In the listing below, find each line that holds "glyph" and list it.
━━━━━━━━━━━━━━━━━━━━━━━━━━━━━━
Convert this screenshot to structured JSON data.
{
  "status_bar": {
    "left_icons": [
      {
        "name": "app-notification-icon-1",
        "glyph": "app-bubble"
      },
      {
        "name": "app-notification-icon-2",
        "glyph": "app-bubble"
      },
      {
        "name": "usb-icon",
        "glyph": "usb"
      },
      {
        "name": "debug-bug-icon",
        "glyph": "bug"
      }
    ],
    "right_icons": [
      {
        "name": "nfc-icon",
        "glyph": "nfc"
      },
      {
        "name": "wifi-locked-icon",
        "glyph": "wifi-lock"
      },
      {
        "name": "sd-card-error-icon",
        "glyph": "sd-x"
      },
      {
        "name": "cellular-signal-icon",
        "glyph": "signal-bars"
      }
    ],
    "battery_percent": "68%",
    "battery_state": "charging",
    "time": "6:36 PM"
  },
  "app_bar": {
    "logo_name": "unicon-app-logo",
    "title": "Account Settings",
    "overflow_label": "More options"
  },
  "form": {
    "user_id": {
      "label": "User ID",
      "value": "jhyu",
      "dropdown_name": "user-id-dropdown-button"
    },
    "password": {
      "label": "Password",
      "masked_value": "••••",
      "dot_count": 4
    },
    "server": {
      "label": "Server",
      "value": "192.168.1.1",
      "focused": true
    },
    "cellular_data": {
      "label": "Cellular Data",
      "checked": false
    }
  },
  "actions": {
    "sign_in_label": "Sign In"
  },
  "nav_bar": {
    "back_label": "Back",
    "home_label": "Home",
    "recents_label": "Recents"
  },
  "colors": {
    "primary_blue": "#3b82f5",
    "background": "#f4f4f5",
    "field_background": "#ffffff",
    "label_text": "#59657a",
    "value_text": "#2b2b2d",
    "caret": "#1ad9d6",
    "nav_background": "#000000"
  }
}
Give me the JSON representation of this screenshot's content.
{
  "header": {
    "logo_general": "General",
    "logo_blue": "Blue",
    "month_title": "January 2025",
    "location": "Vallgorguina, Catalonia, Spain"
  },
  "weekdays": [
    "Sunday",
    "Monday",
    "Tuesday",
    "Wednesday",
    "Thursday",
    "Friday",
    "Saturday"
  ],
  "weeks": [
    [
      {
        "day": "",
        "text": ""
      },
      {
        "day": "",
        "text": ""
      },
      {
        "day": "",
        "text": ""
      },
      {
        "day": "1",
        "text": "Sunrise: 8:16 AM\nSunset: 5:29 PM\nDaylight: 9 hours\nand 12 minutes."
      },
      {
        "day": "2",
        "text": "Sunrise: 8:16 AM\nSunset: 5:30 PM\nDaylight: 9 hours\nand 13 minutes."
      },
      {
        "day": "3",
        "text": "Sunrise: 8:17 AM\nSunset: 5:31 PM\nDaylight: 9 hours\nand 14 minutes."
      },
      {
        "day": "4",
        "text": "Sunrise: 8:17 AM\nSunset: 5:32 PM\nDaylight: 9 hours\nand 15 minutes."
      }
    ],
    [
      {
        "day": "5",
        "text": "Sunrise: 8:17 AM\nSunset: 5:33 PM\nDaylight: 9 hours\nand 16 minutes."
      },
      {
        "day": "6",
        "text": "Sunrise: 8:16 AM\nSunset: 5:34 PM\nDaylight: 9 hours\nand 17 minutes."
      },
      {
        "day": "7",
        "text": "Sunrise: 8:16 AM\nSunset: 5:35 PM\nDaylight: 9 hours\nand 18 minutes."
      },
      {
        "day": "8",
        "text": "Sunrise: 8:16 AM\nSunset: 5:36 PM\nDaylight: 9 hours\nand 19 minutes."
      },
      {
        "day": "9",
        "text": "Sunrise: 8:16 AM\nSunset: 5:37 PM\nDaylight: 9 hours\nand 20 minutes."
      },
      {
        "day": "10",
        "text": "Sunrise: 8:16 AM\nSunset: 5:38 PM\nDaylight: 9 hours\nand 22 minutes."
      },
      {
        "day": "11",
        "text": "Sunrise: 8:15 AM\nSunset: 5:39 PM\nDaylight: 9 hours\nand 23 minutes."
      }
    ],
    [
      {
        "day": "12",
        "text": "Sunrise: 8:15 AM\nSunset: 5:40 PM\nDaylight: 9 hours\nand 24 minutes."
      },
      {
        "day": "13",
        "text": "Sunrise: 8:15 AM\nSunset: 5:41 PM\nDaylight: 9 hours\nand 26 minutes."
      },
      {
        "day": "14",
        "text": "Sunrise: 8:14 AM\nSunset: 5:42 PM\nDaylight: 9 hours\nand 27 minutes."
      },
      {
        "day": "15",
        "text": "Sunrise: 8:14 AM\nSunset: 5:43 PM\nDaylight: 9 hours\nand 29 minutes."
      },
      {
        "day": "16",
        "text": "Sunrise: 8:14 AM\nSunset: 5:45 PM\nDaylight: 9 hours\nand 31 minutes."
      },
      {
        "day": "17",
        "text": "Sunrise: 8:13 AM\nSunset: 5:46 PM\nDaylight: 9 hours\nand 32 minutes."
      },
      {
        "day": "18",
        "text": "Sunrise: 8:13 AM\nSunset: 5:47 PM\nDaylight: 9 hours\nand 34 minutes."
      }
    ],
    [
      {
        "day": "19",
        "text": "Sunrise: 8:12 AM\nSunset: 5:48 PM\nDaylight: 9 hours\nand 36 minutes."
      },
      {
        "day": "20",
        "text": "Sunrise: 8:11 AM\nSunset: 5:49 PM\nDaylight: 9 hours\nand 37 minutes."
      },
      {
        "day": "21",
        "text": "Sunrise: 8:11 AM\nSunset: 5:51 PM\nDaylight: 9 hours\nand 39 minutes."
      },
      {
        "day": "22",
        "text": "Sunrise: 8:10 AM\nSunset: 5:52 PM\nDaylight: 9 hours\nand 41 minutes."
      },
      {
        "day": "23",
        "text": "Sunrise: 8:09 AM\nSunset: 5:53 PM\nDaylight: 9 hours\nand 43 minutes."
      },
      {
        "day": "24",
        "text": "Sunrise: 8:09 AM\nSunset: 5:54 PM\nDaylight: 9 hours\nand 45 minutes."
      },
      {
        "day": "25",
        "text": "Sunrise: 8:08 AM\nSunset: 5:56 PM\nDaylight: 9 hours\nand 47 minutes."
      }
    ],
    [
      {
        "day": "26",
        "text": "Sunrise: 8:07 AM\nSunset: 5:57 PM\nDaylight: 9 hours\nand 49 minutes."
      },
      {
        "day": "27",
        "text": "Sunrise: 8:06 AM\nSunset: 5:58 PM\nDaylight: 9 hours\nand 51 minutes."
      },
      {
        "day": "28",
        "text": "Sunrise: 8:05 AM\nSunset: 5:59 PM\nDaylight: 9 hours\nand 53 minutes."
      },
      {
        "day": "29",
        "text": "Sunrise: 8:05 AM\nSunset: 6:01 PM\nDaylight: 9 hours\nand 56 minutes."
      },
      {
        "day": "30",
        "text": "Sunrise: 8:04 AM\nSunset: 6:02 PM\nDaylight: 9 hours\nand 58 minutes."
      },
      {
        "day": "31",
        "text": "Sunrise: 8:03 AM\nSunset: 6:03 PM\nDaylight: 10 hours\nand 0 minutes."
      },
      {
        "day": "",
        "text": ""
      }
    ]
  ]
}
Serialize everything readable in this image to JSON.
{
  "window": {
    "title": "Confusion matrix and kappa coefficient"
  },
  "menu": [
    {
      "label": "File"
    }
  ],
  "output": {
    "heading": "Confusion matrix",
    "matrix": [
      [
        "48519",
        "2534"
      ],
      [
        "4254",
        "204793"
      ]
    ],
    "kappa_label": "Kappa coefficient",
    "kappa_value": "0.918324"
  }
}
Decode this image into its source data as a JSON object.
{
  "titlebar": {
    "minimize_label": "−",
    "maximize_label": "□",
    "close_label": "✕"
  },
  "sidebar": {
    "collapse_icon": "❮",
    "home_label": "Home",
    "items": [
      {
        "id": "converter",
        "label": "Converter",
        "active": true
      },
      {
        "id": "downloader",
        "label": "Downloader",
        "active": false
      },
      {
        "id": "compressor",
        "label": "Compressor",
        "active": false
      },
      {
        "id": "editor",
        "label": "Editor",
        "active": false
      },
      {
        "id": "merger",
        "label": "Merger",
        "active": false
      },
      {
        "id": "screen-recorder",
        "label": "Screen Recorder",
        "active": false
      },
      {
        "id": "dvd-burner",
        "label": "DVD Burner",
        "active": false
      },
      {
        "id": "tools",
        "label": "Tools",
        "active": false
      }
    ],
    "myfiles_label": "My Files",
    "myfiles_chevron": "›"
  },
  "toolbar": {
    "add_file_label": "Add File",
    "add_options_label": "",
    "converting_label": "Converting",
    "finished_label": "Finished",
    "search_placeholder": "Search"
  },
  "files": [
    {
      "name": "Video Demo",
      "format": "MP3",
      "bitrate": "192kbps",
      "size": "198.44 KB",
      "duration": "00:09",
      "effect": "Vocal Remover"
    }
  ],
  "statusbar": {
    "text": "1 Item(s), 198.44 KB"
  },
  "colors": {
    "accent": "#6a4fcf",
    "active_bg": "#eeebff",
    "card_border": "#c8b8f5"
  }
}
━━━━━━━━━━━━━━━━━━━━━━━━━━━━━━
Exercise result:
        "glyph": "app-bubble"
        "glyph": "app-bubble"
        "glyph": "usb"
        "glyph": "bug"
        "glyph": "nfc"
        "glyph": "wifi-lock"
        "glyph": "sd-x"
        "glyph": "signal-bars"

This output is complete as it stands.